### RECORDS TO PROCESS ###

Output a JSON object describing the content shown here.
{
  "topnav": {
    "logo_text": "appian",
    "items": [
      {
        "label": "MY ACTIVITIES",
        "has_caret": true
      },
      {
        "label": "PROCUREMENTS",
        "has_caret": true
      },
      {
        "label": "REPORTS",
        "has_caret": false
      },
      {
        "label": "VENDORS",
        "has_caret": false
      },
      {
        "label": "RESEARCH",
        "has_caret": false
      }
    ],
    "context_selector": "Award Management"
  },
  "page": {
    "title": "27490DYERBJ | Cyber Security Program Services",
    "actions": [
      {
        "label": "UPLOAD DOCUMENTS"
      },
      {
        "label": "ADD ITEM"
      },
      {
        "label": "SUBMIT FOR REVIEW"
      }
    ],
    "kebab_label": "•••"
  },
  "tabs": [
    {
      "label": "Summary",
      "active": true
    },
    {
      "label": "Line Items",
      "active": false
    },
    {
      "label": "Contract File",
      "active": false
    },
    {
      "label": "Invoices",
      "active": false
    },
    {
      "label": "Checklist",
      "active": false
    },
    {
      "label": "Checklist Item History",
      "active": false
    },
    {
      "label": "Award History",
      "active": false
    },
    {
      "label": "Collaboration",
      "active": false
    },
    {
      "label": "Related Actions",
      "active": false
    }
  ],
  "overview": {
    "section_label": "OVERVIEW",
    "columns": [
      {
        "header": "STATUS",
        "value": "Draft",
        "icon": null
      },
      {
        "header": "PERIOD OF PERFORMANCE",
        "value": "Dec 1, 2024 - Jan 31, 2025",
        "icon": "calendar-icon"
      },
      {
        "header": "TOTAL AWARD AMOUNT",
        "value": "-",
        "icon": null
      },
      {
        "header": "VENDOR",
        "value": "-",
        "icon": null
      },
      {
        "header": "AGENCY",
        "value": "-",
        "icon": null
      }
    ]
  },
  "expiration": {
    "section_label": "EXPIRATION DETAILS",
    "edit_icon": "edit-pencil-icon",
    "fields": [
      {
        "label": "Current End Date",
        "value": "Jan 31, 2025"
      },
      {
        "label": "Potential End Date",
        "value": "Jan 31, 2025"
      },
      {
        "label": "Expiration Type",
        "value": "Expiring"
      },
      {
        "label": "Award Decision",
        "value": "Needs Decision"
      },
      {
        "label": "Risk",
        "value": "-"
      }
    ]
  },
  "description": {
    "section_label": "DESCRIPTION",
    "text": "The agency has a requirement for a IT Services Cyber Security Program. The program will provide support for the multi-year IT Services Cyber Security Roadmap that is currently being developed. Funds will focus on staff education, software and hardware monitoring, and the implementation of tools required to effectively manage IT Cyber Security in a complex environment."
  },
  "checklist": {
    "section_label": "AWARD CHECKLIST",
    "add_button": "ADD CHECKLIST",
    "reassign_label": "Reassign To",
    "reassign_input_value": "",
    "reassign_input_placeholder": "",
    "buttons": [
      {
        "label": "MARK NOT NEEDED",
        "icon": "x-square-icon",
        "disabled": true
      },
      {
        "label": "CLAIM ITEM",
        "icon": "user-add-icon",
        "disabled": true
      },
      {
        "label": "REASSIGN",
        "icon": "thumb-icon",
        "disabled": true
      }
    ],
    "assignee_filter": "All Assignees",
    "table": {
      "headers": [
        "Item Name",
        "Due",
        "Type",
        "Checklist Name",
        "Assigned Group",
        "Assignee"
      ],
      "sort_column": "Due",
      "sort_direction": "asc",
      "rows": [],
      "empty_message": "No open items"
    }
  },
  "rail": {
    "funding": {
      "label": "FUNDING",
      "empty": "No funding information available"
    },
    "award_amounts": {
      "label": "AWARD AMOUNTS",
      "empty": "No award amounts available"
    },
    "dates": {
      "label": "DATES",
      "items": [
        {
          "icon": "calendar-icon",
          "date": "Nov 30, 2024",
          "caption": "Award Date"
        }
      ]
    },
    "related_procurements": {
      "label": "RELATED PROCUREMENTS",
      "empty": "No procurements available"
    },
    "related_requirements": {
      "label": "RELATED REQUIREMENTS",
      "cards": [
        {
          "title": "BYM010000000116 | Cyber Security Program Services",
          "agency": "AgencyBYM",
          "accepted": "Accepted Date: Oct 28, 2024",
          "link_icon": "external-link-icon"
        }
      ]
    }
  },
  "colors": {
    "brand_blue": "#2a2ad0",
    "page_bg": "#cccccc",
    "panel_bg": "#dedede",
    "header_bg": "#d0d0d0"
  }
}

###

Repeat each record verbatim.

FINAL ANSWER:
Output a JSON object describing the content shown here.
{
  "topnav": {
    "logo_text": "appian",
    "items": [
      {
        "label": "MY ACTIVITIES",
        "has_caret": true
      },
      {
        "label": "PROCUREMENTS",
        "has_caret": true
      },
      {
        "label": "REPORTS",
        "has_caret": false
      },
      {
        "label": "VENDORS",
        "has_caret": false
      },
      {
        "label": "RESEARCH",
        "has_caret": false
      }
    ],
    "context_selector": "Award Management"
  },
  "page": {
    "title": "27490DYERBJ | Cyber Security Program Services",
    "actions": [
      {
        "label": "UPLOAD DOCUMENTS"
      },
      {
        "label": "ADD ITEM"
      },
      {
        "label": "SUBMIT FOR REVIEW"
      }
    ],
    "kebab_label": "•••"
  },
  "tabs": [
    {
      "label": "Summary",
      "active": true
    },
    {
      "label": "Line Items",
      "active": false
    },
    {
      "label": "Contract File",
      "active": false
    },
    {
      "label": "Invoices",
      "active": false
    },
    {
      "label": "Checklist",
      "active": false
    },
    {
      "label": "Checklist Item History",
      "active": false
    },
    {
      "label": "Award History",
      "active": false
    },
    {
      "label": "Collaboration",
      "active": false
    },
    {
      "label": "Related Actions",
      "active": false
    }
  ],
  "overview": {
    "section_label": "OVERVIEW",
    "columns": [
      {
        "header": "STATUS",
        "value": "Draft",
        "icon": null
      },
      {
        "header": "PERIOD OF PERFORMANCE",
        "value": "Dec 1, 2024 - Jan 31, 2025",
        "icon": "calendar-icon"
      },
      {
        "header": "TOTAL AWARD AMOUNT",
        "value": "-",
        "icon": null
      },
      {
        "header": "VENDOR",
        "value": "-",
        "icon": null
      },
      {
        "header": "AGENCY",
        "value": "-",
        "icon": null
      }
    ]
  },
  "expiration": {
    "section_label": "EXPIRATION DETAILS",
    "edit_icon": "edit-pencil-icon",
    "fields": [
      {
        "label": "Current End Date",
        "value": "Jan 31, 2025"
      },
      {
        "label": "Potential End Date",
        "value": "Jan 31, 2025"
      },
      {
        "label": "Expiration Type",
        "value": "Expiring"
      },
      {
        "label": "Award Decision",
        "value": "Needs Decision"
      },
      {
        "label": "Risk",
        "value": "-"
      }
    ]
  },
  "description": {
    "section_label": "DESCRIPTION",
    "text": "The agency has a requirement for a IT Services Cyber Security Program. The program will provide support for the multi-year IT Services Cyber Security Roadmap that is currently being developed. Funds will focus on staff education, software and hardware monitoring, and the implementation of tools required to effectively manage IT Cyber Security in a complex environment."
  },
  "checklist": {
    "section_label": "AWARD CHECKLIST",
    "add_button": "ADD CHECKLIST",
    "reassign_label": "Reassign To",
    "reassign_input_value": "",
    "reassign_input_placeholder": "",
    "buttons": [
      {
        "label": "MARK NOT NEEDED",
        "icon": "x-square-icon",
        "disabled": true
      },
      {
        "label": "CLAIM ITEM",
        "icon": "user-add-icon",
        "disabled": true
      },
      {
        "label": "REASSIGN",
        "icon": "thumb-icon",
        "disabled": true
      }
    ],
    "assignee_filter": "All Assignees",
    "table": {
      "headers": [
        "Item Name",
        "Due",
        "Type",
        "Checklist Name",
        "Assigned Group",
        "Assignee"
      ],
      "sort_column": "Due",
      "sort_direction": "asc",
      "rows": [],
      "empty_message": "No open items"
    }
  },
  "rail": {
    "funding": {
      "label": "FUNDING",
      "empty": "No funding information available"
    },
    "award_amounts": {
      "label": "AWARD AMOUNTS",
      "empty": "No award amounts available"
    },
    "dates": {
      "label": "DATES",
      "items": [
        {
          "icon": "calendar-icon",
          "date": "Nov 30, 2024",
          "caption": "Award Date"
        }
      ]
    },
    "related_procurements": {
      "label": "RELATED PROCUREMENTS",
      "empty": "No procurements available"
    },
    "related_requirements": {
      "label": "RELATED REQUIREMENTS",
      "cards": [
        {
          "title": "BYM010000000116 | Cyber Security Program Services",
          "agency": "AgencyBYM",
          "accepted": "Accepted Date: Oct 28, 2024",
          "link_icon": "external-link-icon"
        }
      ]
    }
  },
  "colors": {
    "brand_blue": "#2a2ad0",
    "page_bg": "#cccccc",
    "panel_bg": "#dedede",
    "header_bg": "#d0d0d0"
  }
}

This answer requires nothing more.